» What you need to do:
Each line in the entries below that holds the word "this" belongs in the answer.

» Data under study:

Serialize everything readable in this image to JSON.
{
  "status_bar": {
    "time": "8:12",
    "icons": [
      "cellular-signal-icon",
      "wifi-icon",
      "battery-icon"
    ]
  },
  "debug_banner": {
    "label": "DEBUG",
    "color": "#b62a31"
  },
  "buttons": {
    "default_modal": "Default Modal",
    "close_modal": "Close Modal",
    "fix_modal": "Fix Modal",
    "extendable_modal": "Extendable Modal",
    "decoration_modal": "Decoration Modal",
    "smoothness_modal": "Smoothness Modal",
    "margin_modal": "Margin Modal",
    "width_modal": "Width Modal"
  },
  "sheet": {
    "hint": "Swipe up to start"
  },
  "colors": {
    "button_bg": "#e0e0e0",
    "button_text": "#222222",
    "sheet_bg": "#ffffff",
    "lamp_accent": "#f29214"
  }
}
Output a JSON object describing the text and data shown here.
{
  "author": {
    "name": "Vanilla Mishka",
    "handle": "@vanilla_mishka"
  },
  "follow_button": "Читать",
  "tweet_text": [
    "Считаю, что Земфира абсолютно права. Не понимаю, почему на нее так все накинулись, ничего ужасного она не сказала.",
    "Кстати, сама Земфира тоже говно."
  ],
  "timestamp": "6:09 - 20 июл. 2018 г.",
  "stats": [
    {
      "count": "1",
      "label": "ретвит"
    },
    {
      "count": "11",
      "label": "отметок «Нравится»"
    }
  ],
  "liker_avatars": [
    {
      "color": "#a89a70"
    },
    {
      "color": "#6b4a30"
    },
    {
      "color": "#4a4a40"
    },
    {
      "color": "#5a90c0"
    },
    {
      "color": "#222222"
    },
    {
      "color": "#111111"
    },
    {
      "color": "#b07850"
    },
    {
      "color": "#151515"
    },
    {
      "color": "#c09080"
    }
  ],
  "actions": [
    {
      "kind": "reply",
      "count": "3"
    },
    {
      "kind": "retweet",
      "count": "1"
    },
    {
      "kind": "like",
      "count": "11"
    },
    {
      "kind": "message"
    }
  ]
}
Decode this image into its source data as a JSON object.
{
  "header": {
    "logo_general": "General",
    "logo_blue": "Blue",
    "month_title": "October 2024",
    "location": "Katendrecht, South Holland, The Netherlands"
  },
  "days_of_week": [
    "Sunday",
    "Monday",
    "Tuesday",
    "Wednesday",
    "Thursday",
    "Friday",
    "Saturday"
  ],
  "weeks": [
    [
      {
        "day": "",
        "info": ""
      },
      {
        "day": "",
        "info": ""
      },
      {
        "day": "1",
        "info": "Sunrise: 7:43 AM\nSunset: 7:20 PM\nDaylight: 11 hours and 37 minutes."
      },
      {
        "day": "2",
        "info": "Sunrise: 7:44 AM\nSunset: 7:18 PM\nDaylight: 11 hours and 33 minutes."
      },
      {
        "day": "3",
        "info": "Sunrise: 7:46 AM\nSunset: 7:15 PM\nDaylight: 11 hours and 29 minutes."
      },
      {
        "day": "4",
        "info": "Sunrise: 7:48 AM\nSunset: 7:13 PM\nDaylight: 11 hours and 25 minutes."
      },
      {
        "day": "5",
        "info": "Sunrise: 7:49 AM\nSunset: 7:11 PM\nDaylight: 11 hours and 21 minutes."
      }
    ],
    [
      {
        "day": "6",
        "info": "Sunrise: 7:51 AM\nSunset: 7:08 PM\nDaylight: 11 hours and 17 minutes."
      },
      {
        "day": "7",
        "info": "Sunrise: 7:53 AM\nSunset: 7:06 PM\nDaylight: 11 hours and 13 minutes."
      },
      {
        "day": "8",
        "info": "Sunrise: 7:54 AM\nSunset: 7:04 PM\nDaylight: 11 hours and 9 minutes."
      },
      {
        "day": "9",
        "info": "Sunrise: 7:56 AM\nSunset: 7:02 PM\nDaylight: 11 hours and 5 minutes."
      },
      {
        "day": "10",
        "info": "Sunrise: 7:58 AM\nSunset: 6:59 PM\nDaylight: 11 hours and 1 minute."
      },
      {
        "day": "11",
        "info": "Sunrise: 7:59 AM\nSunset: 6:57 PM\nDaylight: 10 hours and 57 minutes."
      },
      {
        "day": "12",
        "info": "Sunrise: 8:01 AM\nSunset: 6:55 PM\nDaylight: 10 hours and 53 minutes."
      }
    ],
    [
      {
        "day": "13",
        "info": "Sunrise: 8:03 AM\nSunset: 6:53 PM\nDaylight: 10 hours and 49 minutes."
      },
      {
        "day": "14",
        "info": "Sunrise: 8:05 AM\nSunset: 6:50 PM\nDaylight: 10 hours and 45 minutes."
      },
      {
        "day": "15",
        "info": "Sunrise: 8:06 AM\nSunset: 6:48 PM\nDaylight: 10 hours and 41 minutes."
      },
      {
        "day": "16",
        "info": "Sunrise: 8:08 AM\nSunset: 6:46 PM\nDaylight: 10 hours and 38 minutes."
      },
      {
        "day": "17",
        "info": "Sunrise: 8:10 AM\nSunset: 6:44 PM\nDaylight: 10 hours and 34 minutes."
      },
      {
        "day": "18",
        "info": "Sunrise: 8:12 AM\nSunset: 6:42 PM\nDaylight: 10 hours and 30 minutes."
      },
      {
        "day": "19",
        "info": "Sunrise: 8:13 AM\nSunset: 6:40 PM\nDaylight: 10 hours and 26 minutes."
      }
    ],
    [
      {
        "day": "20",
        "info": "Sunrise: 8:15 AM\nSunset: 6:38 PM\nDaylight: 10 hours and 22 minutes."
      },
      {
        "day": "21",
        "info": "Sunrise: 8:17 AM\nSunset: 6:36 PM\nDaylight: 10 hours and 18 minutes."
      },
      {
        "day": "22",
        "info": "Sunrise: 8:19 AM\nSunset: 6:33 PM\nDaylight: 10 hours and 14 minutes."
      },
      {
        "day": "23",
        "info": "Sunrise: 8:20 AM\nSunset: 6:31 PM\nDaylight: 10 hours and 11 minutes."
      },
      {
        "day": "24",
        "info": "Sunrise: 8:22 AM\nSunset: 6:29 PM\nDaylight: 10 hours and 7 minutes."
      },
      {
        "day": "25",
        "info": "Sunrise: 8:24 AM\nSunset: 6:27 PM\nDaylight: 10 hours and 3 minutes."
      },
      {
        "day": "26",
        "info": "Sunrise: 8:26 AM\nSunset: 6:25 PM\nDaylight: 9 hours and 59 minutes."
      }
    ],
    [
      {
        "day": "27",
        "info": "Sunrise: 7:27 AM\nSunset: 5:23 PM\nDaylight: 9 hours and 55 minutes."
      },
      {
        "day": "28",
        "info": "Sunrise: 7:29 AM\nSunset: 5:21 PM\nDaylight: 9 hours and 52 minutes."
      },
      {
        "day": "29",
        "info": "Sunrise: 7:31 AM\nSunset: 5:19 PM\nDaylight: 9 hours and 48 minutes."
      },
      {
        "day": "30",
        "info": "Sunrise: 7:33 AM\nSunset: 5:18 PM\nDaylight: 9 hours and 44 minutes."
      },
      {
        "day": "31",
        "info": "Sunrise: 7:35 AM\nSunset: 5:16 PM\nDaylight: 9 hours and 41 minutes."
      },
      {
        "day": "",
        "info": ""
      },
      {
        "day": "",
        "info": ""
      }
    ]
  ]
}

» Answer box:
Serialize everything readable in this image to JSON.
Decode this image into its source data as a JSON object.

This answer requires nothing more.